Global development delegates from around the world gathered in Nairobi in late August 2016 for the Sixth Tokyo International Conference on African Development (TICAD VI). It was the first-ever summit to be held in Africa in the organization’s 20-year history. InterMedia attended to gain firsthand insight into the most pressing issues affecting Africa’s future development, particularly those around financial inclusion.
Financial inclusion across Africa, especially in COMESA countries, is indeed one of those hot topics and one that is highly relevant for InterMedia’s Financial Inclusion Insights (FII) Program, currently in its fourth year (www.finclusion.org).
Recommendations for Advancing the Use of Financial Services
TICAD VI representatives presented four thematic areas that have to be addressed to bolster financial services. They are:
- Policy and Regulatory Framework
- Consumer Protection
- Capacity Building
The FII data also suggest the first two areas, policy and regulatory framework, and consumer protection, as related to transparency in financial services, are priorities and need immediate action.
And, there are various realities that become important to address within each of these thematic areas.
Lack of transparency impedes consumer protection and requires effective policy
The FII findings show that transparency is a barrier to opening an account, particularly in Uganda. Financial Inclusion Insights Uganda (2015) found that one of the main reasons the unbanked do not have a bank account is due to perceived high fees, as well as lack of knowledge around the fees that they, as consumers, might incur. This is a key barrier to bringing up those at the bottom of the pyramid in Uganda and other African countries. The issue of transparency will continue to be a key factor in future consumer protection policy discussions as stakeholders develop regulatory environments conducive to advancing financial inclusion in Africa.

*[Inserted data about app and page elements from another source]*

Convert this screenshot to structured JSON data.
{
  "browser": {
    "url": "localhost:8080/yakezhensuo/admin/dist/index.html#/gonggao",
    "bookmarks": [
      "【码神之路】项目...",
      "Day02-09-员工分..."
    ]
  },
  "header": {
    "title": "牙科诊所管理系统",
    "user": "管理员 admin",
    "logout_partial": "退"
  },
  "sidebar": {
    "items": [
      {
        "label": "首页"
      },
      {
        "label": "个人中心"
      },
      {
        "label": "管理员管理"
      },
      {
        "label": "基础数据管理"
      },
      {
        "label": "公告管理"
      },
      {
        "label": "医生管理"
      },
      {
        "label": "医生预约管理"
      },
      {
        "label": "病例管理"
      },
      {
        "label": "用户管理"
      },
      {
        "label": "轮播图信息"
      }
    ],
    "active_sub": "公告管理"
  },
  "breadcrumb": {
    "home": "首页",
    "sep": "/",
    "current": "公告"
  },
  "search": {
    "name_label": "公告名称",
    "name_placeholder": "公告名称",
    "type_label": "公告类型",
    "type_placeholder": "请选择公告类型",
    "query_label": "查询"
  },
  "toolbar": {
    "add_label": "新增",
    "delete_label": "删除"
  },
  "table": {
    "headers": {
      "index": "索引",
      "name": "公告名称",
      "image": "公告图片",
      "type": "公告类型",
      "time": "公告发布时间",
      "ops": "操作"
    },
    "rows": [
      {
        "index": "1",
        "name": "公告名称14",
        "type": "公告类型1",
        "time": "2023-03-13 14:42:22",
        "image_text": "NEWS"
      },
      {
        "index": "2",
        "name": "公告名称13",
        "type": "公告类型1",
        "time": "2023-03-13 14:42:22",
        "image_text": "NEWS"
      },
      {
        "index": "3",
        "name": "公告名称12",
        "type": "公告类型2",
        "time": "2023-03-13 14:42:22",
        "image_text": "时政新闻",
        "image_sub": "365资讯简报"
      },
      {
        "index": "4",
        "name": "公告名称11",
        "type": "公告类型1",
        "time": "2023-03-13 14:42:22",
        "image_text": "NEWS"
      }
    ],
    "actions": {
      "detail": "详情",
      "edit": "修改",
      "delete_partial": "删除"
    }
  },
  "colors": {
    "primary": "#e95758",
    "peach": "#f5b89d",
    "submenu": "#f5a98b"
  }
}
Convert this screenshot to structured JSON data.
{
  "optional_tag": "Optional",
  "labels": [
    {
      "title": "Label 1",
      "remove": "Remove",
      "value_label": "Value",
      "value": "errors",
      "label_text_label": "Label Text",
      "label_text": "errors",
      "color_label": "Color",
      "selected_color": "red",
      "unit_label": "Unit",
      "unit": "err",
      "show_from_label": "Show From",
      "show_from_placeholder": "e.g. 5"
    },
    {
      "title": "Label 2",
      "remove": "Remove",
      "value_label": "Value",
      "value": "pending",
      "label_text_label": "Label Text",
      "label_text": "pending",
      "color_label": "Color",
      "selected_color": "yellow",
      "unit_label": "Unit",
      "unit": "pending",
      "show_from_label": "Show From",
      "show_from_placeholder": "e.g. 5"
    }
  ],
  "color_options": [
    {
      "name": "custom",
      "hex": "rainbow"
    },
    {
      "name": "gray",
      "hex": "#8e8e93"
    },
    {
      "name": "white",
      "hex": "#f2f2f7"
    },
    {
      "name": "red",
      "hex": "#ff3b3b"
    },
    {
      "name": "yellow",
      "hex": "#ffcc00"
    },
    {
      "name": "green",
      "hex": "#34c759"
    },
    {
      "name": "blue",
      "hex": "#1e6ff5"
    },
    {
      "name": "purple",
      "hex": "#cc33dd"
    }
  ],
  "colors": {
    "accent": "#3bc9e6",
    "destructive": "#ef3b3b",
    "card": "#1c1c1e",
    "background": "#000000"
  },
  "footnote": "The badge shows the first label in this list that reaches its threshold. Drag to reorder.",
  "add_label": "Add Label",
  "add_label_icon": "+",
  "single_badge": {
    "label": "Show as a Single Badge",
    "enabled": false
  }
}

The last two areas, innovations and capacity building, speak more to service delivery and active use, which encounter their own challenges.
True financial inclusion is not just about getting people to register for a formal financial account. Instead, it is about facilitating a person’s regular and active engagement in financial activities, such as saving and borrowing, so that a consumer is better equipped to deal with day-to-day financial responsibilities, as well as emergencies. So, the first challenge is getting consumers their own accounts, and the second is getting them to use it.
Conference stakeholders acknowledged the same barriers to meeting both of these challenges that we see in our data: financial literacy and widespread poverty.
Financial literacy factors into innovations
Our research shows the lack of financial literacy, including not understanding the value in being included, hinders individuals from taking up formal financial services. Financial literacy training needs to convey the concept that having the ability to save money through a financial mechanism leads to the ability to borrow and, in turn, enables an individual to get ahead financially and is fundamental to improving one’s life. The big questions that need to be addressed include what type of financial literacy training is sufficient, can it be included in the primary education curriculum, as suggested by TICAD VI, and, long-term, what is the efficacy of the training. Essentially, what type of training will enable consumers to appreciate the benefits of inclusion and will the digital ecosystem support the propagation of financial inclusion? FII tracks literacy and numeracy across its countries for better visibility into what it will take to equip a portion of the population with financial services they can use.
Widespread poverty challenges capacity building
It is the continent’s technology revolution that will help empower stakeholders to achieve poverty reduction and sustainable growth. New technologies have made financial services faster, easier and more affordable to the masses. In Kenya, these innovations have helped increase the country’s financially included population and have gradually reduced poverty. The same needs to happen in other African countries. Conference stakeholders stressed just how imperative it is that financial and technology services providers foster partnerships that will begin to include more of those below the poverty line in the digital financial services ecosystem.
Astutely, the TICAD VI forum for African financial inclusion acknowledged that many different stakeholders and market players have to come together and identify tailored approaches to fit each country’s needs, if the African region is to increase financial inclusion. FII tracking data suggest the same. In Uganda, for example, affordable access to mobile phones is a priority. In Kenya, mobile phone access is widespread and users understand the value of being financially included, but the digital ecosystem needs products that directly speak to their needs. The bottom line is that financial inclusion initiatives and partnerships will have to respond to each country’s different challenges if more financially excluded individuals are going to be included.
InterMedia began tracking and measuring financial inclusion across Africa and Asia in 2013 through the Financial Inclusion Program (FII), focusing on Kenya, Nigeria, Uganda and Tanzania as well as India, Indonesia, Bangladesh and Pakistan. Our ongoing financial inclusion work also takes us to Ghana, Rwanda, Zambia, Mozambique, Senegal, Benin and Cote d’Ivoire. Across all countries, our key research matrices are finely focused towards triggers and barriers of financial inclusion. Over time, the research is allowing us to identify gaps in the market and methods for closing those gaps.